(Source data)
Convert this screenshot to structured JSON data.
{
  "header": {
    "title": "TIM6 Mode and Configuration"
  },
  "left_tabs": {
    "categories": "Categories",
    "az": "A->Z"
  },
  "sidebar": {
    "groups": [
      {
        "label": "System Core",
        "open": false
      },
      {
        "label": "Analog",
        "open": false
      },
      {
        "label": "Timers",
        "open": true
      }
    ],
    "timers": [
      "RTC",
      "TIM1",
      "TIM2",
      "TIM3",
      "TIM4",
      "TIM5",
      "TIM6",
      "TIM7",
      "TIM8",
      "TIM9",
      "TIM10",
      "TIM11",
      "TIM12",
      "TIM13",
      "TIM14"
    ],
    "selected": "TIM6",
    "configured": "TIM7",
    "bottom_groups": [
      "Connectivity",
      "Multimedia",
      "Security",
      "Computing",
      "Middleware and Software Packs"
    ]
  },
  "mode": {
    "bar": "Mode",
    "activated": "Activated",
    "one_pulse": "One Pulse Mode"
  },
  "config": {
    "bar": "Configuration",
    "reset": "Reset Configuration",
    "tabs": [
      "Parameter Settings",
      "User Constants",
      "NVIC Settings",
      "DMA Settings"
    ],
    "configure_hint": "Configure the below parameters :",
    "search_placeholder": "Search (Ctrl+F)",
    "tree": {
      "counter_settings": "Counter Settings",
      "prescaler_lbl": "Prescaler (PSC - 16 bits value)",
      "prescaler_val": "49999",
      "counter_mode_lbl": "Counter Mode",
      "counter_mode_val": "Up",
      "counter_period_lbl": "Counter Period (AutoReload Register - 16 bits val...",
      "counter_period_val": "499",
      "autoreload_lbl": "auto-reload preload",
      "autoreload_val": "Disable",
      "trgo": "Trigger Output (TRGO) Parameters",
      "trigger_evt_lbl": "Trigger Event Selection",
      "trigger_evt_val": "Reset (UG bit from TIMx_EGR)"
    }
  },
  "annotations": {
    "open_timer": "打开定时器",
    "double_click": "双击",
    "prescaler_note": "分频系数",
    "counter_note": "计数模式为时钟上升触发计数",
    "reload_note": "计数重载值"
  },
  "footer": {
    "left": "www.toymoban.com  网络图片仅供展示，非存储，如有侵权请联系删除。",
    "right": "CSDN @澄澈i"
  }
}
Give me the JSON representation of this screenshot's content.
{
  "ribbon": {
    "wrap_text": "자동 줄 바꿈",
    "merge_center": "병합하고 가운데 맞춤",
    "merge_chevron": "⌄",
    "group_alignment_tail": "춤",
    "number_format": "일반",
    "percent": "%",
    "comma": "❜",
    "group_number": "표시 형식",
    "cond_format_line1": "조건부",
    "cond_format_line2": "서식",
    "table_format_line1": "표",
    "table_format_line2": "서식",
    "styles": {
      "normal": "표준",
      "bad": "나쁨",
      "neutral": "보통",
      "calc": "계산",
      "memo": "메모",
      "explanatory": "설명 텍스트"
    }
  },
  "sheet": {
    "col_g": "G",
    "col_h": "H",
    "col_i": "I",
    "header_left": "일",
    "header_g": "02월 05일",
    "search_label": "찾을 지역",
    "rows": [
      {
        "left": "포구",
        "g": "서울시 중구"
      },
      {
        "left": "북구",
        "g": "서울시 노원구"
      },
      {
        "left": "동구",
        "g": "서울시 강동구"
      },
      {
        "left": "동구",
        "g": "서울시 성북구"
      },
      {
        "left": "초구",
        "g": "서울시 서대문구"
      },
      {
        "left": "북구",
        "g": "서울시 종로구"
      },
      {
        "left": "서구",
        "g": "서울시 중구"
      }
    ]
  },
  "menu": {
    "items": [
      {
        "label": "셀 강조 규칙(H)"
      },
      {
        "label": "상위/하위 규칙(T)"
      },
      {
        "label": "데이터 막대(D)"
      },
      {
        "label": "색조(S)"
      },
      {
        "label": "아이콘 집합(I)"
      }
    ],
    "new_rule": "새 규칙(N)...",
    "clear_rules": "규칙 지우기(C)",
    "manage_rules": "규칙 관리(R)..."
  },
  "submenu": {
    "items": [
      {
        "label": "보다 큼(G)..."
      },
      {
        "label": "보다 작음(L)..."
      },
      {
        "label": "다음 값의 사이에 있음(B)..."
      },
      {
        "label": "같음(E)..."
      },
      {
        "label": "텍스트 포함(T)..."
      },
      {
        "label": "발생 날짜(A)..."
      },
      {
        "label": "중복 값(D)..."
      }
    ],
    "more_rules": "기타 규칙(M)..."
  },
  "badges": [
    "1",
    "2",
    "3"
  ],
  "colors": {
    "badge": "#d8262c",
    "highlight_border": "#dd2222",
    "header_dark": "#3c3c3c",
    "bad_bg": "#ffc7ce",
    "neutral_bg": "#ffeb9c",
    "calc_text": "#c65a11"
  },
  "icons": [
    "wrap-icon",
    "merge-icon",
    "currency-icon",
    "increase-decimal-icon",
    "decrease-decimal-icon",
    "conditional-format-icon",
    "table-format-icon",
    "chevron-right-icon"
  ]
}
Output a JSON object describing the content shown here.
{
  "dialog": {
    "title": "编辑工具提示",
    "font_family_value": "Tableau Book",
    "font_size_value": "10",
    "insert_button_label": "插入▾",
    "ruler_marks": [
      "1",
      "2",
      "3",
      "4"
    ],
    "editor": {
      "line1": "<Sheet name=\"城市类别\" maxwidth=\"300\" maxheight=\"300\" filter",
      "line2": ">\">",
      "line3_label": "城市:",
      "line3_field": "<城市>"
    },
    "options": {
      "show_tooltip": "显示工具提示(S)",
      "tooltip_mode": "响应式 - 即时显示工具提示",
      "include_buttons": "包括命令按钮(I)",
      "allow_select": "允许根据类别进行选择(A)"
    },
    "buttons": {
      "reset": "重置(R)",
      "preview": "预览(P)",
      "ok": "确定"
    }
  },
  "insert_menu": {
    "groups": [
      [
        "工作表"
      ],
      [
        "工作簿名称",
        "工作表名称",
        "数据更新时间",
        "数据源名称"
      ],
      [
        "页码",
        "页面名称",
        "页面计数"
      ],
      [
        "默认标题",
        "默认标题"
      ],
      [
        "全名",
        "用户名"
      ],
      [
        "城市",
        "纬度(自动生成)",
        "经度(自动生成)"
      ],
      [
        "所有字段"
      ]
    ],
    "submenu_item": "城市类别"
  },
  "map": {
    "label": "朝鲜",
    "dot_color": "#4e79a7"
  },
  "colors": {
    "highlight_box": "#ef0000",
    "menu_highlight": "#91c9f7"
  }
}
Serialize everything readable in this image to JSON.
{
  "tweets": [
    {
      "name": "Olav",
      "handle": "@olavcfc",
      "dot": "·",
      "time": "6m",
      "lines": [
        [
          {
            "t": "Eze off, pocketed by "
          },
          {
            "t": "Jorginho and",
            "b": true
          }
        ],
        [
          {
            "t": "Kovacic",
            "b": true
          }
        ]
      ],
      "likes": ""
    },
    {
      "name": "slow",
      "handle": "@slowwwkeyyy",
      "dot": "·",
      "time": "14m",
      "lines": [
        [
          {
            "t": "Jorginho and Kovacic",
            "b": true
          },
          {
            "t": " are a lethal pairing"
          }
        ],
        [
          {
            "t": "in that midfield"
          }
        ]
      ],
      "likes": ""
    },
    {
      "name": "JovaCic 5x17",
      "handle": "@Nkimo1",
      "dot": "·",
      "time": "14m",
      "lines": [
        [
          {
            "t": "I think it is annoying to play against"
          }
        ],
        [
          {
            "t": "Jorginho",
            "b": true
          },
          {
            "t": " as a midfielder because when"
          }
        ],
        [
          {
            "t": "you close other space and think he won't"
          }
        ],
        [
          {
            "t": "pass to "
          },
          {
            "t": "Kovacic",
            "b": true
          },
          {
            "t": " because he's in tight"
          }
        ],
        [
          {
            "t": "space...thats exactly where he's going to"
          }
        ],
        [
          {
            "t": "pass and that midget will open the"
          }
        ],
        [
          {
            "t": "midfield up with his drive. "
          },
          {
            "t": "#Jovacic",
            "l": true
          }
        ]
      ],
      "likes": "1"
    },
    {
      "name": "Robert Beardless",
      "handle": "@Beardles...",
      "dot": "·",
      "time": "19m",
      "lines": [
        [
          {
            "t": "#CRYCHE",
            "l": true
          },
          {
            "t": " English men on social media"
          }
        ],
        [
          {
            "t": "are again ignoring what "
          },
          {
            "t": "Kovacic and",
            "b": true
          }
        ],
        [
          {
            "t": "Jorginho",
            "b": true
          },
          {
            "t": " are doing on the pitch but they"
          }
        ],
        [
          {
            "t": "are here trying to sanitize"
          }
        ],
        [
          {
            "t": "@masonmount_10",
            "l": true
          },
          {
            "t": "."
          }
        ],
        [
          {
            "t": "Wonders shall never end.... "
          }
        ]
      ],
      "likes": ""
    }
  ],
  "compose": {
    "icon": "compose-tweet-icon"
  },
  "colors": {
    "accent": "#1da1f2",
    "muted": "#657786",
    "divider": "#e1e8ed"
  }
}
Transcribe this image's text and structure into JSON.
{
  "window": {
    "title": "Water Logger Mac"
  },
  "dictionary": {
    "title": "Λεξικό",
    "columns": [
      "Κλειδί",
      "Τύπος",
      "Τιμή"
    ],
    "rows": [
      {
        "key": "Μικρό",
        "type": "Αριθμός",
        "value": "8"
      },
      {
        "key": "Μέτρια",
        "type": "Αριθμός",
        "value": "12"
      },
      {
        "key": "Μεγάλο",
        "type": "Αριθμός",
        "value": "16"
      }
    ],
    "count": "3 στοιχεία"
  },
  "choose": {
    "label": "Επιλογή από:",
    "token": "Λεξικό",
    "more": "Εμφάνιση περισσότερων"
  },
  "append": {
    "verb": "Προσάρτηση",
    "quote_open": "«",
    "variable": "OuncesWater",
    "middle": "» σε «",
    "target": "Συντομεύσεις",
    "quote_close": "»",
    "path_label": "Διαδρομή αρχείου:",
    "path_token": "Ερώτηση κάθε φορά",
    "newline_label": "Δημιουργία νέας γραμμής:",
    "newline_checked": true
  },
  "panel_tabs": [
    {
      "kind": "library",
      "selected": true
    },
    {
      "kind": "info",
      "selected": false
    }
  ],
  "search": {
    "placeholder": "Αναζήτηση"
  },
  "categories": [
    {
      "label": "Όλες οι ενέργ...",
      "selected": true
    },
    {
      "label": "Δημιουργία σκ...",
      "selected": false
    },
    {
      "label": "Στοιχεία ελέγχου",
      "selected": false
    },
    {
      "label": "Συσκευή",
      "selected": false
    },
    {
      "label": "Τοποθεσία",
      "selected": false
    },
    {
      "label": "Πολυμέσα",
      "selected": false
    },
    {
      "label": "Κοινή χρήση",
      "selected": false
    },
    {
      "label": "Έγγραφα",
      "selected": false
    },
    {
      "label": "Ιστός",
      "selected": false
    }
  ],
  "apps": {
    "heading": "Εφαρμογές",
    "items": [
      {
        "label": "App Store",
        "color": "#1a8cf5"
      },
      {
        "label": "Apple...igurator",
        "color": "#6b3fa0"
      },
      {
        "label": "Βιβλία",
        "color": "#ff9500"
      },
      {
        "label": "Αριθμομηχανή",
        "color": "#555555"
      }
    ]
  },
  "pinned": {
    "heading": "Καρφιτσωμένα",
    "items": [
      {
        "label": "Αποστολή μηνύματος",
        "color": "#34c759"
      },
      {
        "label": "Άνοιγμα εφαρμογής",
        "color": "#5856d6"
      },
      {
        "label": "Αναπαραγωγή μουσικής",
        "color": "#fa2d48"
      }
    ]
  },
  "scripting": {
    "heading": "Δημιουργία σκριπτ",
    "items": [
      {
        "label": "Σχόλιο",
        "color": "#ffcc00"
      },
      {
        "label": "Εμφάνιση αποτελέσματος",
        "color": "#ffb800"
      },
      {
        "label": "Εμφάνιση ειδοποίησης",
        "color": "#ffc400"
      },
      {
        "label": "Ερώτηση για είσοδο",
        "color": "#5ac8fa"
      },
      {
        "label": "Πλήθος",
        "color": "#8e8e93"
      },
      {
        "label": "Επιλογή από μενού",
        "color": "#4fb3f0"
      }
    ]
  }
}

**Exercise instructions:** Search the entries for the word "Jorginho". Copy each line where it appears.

**Task answer:**
            "t": "Jorginho and",
            "t": "Jorginho and Kovacic",
            "t": "Jorginho",
            "t": "Jorginho",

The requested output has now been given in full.